** Material for this task follows **

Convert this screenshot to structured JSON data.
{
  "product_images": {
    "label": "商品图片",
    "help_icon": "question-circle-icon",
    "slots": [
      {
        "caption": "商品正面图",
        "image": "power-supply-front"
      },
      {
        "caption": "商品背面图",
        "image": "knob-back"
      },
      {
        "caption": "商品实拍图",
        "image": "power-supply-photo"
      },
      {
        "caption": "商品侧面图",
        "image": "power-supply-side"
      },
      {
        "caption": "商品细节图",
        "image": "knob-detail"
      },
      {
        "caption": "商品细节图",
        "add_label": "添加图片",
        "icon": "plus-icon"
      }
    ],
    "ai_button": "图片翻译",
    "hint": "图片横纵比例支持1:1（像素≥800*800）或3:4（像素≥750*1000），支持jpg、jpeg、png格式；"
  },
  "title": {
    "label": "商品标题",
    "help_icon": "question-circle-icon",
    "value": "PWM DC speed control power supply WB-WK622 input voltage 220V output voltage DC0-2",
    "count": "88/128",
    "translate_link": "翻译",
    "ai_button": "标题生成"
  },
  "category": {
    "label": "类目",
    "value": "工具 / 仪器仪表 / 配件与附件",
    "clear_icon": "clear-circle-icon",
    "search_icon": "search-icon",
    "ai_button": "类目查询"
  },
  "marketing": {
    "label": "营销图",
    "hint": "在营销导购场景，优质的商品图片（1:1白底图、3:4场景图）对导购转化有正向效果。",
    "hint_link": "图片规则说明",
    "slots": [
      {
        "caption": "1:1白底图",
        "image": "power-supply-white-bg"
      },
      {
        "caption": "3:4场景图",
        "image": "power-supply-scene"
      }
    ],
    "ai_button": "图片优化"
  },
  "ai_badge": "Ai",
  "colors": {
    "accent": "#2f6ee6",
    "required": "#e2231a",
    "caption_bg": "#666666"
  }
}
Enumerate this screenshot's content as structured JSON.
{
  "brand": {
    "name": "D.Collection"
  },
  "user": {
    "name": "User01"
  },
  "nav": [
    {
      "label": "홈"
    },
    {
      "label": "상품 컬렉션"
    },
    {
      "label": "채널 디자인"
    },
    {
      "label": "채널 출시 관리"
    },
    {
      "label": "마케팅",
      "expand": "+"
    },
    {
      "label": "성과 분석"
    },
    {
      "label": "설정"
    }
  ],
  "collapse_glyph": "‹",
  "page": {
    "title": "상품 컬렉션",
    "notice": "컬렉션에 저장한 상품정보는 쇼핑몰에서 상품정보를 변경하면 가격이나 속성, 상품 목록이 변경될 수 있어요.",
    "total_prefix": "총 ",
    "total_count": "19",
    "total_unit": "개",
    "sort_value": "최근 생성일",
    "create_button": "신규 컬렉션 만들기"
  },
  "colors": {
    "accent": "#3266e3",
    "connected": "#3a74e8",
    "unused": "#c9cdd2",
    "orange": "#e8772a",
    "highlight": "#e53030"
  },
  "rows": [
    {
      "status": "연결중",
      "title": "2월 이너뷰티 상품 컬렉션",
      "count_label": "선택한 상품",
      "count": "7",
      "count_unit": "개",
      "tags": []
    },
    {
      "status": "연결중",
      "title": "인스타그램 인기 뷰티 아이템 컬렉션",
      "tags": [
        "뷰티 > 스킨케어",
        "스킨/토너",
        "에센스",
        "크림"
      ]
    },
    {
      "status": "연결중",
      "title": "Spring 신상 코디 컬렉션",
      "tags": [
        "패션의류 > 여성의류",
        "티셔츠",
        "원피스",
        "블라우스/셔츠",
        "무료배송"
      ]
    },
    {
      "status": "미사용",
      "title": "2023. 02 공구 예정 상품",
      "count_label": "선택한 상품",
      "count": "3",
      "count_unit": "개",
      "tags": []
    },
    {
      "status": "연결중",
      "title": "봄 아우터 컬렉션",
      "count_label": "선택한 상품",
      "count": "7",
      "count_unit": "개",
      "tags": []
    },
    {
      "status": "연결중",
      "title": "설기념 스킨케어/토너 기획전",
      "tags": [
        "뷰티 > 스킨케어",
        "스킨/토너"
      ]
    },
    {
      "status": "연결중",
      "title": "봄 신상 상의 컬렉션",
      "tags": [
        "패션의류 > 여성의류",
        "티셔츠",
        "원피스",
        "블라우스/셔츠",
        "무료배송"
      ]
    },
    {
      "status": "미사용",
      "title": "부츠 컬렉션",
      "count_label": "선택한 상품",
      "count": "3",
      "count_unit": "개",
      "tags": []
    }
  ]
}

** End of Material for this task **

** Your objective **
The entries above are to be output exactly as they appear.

** Solution to this exercise **
Convert this screenshot to structured JSON data.
{
  "product_images": {
    "label": "商品图片",
    "help_icon": "question-circle-icon",
    "slots": [
      {
        "caption": "商品正面图",
        "image": "power-supply-front"
      },
      {
        "caption": "商品背面图",
        "image": "knob-back"
      },
      {
        "caption": "商品实拍图",
        "image": "power-supply-photo"
      },
      {
        "caption": "商品侧面图",
        "image": "power-supply-side"
      },
      {
        "caption": "商品细节图",
        "image": "knob-detail"
      },
      {
        "caption": "商品细节图",
        "add_label": "添加图片",
        "icon": "plus-icon"
      }
    ],
    "ai_button": "图片翻译",
    "hint": "图片横纵比例支持1:1（像素≥800*800）或3:4（像素≥750*1000），支持jpg、jpeg、png格式；"
  },
  "title": {
    "label": "商品标题",
    "help_icon": "question-circle-icon",
    "value": "PWM DC speed control power supply WB-WK622 input voltage 220V output voltage DC0-2",
    "count": "88/128",
    "translate_link": "翻译",
    "ai_button": "标题生成"
  },
  "category": {
    "label": "类目",
    "value": "工具 / 仪器仪表 / 配件与附件",
    "clear_icon": "clear-circle-icon",
    "search_icon": "search-icon",
    "ai_button": "类目查询"
  },
  "marketing": {
    "label": "营销图",
    "hint": "在营销导购场景，优质的商品图片（1:1白底图、3:4场景图）对导购转化有正向效果。",
    "hint_link": "图片规则说明",
    "slots": [
      {
        "caption": "1:1白底图",
        "image": "power-supply-white-bg"
      },
      {
        "caption": "3:4场景图",
        "image": "power-supply-scene"
      }
    ],
    "ai_button": "图片优化"
  },
  "ai_badge": "Ai",
  "colors": {
    "accent": "#2f6ee6",
    "required": "#e2231a",
    "caption_bg": "#666666"
  }
}
Enumerate this screenshot's content as structured JSON.
{
  "brand": {
    "name": "D.Collection"
  },
  "user": {
    "name": "User01"
  },
  "nav": [
    {
      "label": "홈"
    },
    {
      "label": "상품 컬렉션"
    },
    {
      "label": "채널 디자인"
    },
    {
      "label": "채널 출시 관리"
    },
    {
      "label": "마케팅",
      "expand": "+"
    },
    {
      "label": "성과 분석"
    },
    {
      "label": "설정"
    }
  ],
  "collapse_glyph": "‹",
  "page": {
    "title": "상품 컬렉션",
    "notice": "컬렉션에 저장한 상품정보는 쇼핑몰에서 상품정보를 변경하면 가격이나 속성, 상품 목록이 변경될 수 있어요.",
    "total_prefix": "총 ",
    "total_count": "19",
    "total_unit": "개",
    "sort_value": "최근 생성일",
    "create_button": "신규 컬렉션 만들기"
  },
  "colors": {
    "accent": "#3266e3",
    "connected": "#3a74e8",
    "unused": "#c9cdd2",
    "orange": "#e8772a",
    "highlight": "#e53030"
  },
  "rows": [
    {
      "status": "연결중",
      "title": "2월 이너뷰티 상품 컬렉션",
      "count_label": "선택한 상품",
      "count": "7",
      "count_unit": "개",
      "tags": []
    },
    {
      "status": "연결중",
      "title": "인스타그램 인기 뷰티 아이템 컬렉션",
      "tags": [
        "뷰티 > 스킨케어",
        "스킨/토너",
        "에센스",
        "크림"
      ]
    },
    {
      "status": "연결중",
      "title": "Spring 신상 코디 컬렉션",
      "tags": [
        "패션의류 > 여성의류",
        "티셔츠",
        "원피스",
        "블라우스/셔츠",
        "무료배송"
      ]
    },
    {
      "status": "미사용",
      "title": "2023. 02 공구 예정 상품",
      "count_label": "선택한 상품",
      "count": "3",
      "count_unit": "개",
      "tags": []
    },
    {
      "status": "연결중",
      "title": "봄 아우터 컬렉션",
      "count_label": "선택한 상품",
      "count": "7",
      "count_unit": "개",
      "tags": []
    },
    {
      "status": "연결중",
      "title": "설기념 스킨케어/토너 기획전",
      "tags": [
        "뷰티 > 스킨케어",
        "스킨/토너"
      ]
    },
    {
      "status": "연결중",
      "title": "봄 신상 상의 컬렉션",
      "tags": [
        "패션의류 > 여성의류",
        "티셔츠",
        "원피스",
        "블라우스/셔츠",
        "무료배송"
      ]
    },
    {
      "status": "미사용",
      "title": "부츠 컬렉션",
      "count_label": "선택한 상품",
      "count": "3",
      "count_unit": "개",
      "tags": []
    }
  ]
}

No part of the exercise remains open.